Throughout the 2020 growing season, USSOY.org will provide regular Ground Work updates from several U.S. soybean farmers around the country. Learn about their farms and commitment to producing high-quality soy.
Elliott Uphoff farms with his dad, Doug, and retired grandpa, Duane. Elliott is the fifth generation of his family to farm near Shelbyville, Illinois, in the heart of the U.S. Midwest. He married his high school sweetheart, Hailey, and they welcomed their first daughter, Madeline, in early November 2019.
“As a little kid, I was a ‘carpet farmer’ with my farm toys, using a section of the floor as the field for my toy tractors and combine,” Elliott says. “And I always wanted to be in the field with my dad and grandpa. Farming is in my blood.”
After earning his degree in plant and soil science with a minor in agribusiness from Southern Illinois University, Elliott worked for a local ag retailer for a year before he had the opportunity to join the farm full-time in 2013.
“My great-uncle retired, which opened the door for me to come back to the farm, where I always wanted to be,” he says. “It’s as rewarding as I expected, though it’s challenging because there is much we can’t control.”
The Uphoffs raise soybeans and corn on about 850 hectares, or 2,100 acres, in fields within a 32-km, or 20-mile, radius from the home farm. Their town, Shelbyville, is nearly 380 km, or 210 miles, south of Chicago, and 185 km, or 115 miles, northeast of St. Louis, Missouri.
“Our farm is pretty conventional,” he says. “We use biotechnology and rotate our fields between soybeans and corn each year. We usually do some tillage, because our ground is very flat, and erosion isn’t a significant issue. However, this year we will no-till our soybeans because the wet weather and late harvest last fall didn’t allow us to do our usual field preparation.”
Most of the Uphoffs’ soybeans go to ADM facilities in nearby Decatur, Illinois, less than 65 km, or 40 miles, from their farm. The soybeans are crushed and meal and other ingredients go to customers throughout the U.S. and around the world.
The need to haul their grain prompted Elliott to buy a semitruck. That grew into a trucking business that has become an extension of the farm. When not in use on their farm, he hauls grain for local elevator storage facilities, lime and fertilizer for local ag suppliers, and other products for local businesses throughout the year.
“I’m a millennial farmer, which means a couple of things. First, I think outside the box. And second, I’m concerned about sustainability,” he says.
With that mindset, he explores new options that could work on the farm to continuously improve sustainable production.

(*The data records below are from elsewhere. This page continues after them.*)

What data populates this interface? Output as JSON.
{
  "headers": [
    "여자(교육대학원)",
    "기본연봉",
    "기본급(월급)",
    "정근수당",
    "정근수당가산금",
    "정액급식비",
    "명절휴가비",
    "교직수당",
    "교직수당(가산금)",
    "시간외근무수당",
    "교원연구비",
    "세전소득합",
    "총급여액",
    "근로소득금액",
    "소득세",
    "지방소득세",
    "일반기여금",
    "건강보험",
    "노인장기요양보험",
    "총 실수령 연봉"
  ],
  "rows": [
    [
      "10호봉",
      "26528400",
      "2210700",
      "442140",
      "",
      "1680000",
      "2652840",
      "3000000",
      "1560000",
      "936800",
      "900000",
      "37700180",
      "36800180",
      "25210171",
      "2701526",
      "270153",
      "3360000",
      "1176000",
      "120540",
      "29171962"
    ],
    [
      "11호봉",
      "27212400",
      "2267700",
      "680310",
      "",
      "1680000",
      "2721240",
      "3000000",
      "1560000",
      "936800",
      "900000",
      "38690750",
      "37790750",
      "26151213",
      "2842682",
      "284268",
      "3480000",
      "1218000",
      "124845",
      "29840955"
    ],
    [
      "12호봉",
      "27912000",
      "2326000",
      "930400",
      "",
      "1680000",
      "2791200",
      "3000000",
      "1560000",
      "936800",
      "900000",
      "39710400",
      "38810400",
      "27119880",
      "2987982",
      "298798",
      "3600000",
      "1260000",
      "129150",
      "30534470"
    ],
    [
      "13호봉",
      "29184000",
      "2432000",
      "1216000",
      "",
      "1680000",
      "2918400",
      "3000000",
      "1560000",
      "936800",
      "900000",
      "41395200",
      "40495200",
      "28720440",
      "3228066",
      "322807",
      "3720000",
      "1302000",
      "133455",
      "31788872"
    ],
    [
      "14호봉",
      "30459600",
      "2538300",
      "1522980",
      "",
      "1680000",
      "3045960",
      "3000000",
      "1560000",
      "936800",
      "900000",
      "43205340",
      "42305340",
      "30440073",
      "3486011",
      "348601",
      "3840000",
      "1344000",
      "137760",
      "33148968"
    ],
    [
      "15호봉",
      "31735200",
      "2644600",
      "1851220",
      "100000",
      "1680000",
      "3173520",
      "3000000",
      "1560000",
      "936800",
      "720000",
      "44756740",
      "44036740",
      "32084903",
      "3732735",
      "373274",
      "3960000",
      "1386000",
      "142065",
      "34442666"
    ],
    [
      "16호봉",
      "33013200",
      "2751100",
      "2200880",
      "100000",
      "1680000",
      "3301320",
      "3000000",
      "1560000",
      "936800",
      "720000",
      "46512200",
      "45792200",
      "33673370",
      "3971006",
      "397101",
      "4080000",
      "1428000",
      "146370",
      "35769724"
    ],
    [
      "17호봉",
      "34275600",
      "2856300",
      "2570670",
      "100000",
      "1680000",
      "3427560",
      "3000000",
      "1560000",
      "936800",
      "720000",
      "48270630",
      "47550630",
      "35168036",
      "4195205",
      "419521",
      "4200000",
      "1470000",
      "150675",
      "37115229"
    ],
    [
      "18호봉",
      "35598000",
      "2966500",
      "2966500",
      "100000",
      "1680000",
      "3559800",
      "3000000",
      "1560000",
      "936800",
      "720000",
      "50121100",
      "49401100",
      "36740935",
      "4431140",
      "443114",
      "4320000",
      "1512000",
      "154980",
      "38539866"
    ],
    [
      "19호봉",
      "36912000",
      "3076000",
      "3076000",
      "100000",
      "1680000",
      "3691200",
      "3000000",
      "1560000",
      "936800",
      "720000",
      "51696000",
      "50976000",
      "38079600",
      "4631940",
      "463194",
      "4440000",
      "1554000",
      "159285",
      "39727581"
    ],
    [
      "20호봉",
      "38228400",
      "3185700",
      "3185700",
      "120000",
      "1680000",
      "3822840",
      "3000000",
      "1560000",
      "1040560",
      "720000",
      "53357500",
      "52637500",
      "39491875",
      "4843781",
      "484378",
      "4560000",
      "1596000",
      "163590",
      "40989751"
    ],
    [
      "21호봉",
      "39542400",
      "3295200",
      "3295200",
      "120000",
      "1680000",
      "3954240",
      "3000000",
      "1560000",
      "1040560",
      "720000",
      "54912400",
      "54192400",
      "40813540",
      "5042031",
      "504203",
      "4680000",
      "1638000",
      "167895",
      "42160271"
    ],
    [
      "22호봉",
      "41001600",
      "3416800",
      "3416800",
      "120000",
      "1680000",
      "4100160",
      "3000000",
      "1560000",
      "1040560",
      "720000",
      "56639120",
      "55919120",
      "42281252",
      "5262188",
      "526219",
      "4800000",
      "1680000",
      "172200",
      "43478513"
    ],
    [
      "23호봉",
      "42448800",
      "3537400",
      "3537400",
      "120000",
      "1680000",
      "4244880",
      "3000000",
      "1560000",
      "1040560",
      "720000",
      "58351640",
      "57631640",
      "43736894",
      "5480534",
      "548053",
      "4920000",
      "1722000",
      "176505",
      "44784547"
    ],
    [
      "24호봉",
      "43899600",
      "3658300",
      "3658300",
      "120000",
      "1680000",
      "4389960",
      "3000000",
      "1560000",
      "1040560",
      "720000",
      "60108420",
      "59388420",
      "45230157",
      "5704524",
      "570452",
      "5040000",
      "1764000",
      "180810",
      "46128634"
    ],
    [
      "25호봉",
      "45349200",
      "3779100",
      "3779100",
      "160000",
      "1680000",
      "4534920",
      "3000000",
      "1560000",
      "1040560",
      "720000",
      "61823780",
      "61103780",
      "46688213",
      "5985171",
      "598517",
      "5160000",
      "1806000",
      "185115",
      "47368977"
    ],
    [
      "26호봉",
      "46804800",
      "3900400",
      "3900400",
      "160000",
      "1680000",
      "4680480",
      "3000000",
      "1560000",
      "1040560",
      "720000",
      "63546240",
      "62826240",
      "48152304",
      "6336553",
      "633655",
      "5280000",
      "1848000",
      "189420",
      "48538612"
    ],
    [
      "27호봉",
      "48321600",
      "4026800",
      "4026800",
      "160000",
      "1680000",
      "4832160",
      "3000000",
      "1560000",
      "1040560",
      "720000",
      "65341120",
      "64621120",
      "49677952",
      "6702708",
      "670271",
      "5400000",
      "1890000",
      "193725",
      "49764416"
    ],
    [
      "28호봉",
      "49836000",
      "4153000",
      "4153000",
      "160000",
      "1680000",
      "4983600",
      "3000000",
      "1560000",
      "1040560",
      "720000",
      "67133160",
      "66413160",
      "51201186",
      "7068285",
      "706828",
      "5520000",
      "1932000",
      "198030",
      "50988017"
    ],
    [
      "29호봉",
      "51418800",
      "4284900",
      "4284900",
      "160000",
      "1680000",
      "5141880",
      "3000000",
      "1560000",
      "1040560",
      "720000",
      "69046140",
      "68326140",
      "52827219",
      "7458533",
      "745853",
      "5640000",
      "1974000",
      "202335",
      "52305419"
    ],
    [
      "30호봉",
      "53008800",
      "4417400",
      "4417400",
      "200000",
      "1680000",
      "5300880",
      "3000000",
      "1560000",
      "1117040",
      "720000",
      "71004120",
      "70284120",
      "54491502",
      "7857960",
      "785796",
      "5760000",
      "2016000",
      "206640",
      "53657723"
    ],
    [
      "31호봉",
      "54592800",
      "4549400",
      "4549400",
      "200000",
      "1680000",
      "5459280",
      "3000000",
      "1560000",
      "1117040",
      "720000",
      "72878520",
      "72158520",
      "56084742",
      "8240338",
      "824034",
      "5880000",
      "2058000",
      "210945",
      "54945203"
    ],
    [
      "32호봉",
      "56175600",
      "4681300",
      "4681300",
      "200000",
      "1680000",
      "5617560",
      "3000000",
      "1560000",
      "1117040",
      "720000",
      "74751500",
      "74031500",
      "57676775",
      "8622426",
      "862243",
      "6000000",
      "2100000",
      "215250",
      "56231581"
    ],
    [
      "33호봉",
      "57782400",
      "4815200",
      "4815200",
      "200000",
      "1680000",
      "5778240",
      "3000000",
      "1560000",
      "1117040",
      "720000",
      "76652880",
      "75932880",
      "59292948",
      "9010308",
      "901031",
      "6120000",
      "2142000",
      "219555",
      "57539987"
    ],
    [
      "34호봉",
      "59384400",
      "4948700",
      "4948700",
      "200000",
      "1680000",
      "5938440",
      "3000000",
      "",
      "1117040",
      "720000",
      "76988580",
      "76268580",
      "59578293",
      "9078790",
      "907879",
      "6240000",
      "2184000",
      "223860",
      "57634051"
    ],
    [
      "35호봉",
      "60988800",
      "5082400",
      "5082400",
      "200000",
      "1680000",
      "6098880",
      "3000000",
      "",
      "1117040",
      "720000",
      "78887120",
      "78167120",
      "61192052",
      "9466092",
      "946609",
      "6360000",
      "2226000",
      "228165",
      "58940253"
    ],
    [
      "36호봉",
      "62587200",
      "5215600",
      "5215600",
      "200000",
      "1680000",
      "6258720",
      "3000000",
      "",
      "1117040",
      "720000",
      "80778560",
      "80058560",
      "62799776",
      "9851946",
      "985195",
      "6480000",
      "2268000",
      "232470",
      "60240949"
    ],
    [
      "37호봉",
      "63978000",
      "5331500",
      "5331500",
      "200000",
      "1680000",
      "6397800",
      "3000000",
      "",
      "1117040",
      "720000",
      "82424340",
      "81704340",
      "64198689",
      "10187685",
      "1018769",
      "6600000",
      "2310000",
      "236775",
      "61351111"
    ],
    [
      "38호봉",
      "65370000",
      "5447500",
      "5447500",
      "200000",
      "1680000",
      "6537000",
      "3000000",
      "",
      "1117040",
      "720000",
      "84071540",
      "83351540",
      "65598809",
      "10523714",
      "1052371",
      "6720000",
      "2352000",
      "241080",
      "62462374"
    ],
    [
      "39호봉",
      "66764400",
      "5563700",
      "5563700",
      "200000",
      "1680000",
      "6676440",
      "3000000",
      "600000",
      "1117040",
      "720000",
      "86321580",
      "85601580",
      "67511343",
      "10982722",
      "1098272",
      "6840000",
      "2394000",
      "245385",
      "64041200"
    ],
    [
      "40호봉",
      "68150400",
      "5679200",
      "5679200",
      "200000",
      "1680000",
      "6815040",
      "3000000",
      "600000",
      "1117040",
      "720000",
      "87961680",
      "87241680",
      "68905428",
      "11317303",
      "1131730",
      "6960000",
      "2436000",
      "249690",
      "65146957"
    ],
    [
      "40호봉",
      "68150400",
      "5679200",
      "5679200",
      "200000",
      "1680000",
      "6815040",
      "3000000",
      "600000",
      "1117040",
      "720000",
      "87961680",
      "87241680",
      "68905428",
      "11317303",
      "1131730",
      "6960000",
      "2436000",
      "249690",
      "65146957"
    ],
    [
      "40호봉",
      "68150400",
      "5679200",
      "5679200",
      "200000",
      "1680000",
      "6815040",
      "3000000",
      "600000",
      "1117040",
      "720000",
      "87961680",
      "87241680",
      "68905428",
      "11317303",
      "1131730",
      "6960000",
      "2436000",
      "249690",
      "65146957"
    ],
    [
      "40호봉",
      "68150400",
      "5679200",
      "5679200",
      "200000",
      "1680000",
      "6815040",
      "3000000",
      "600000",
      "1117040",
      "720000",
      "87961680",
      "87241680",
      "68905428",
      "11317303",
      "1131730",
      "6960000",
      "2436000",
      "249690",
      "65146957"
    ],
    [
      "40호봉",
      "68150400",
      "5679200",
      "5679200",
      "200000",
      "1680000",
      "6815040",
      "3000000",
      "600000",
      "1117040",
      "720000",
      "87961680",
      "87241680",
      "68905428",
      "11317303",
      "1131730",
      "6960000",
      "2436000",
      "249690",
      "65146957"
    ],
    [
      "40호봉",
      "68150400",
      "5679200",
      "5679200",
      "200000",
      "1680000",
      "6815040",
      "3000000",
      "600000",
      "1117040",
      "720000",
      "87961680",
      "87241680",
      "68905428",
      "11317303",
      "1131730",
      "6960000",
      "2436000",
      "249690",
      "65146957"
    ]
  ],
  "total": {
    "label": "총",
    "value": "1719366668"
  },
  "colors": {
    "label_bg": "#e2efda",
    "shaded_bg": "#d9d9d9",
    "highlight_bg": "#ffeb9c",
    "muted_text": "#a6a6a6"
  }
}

And he’s committed to using biodiesel in his semi and encouraging others to consider renewable fuels.
“Our fields are literally full of energy,” he says. “We grow soybeans and corn very efficiently. Using them for renewable fuel makes sense for farmers, consumers and the environment. All fuels have a carbon footprint, but with biodiesel, farmers are part of a full cycle. We use biofuels to create more energy when growing soybeans.”
His desire to learn from and share ideas with other young farmers led him to get involved in a local agriculture young leaders’ group. There, a fellow farmer encouraged him to participate in the soybean industry through a Soy Ambassador program that eventually led to his election as a board member for the Illinois Soybean Association.
“I get to be a part of bringing value to farmers,” he says. “For example, we work to open and maintain markets for our soybeans.”
Like all U.S. farmers, Elliott takes pride in his work.
“We work hard trying to raise the best soybeans we can,” he says. “We are proud to efficiently raise sustainable, high-quality soybeans for our customers around the world.”
Elliott will share regular updates on USSOY.org throughout the 2020 growing season. Follow him even more closely on Twitter, @elliottuphoff, or on his Facebook page, @euphoff.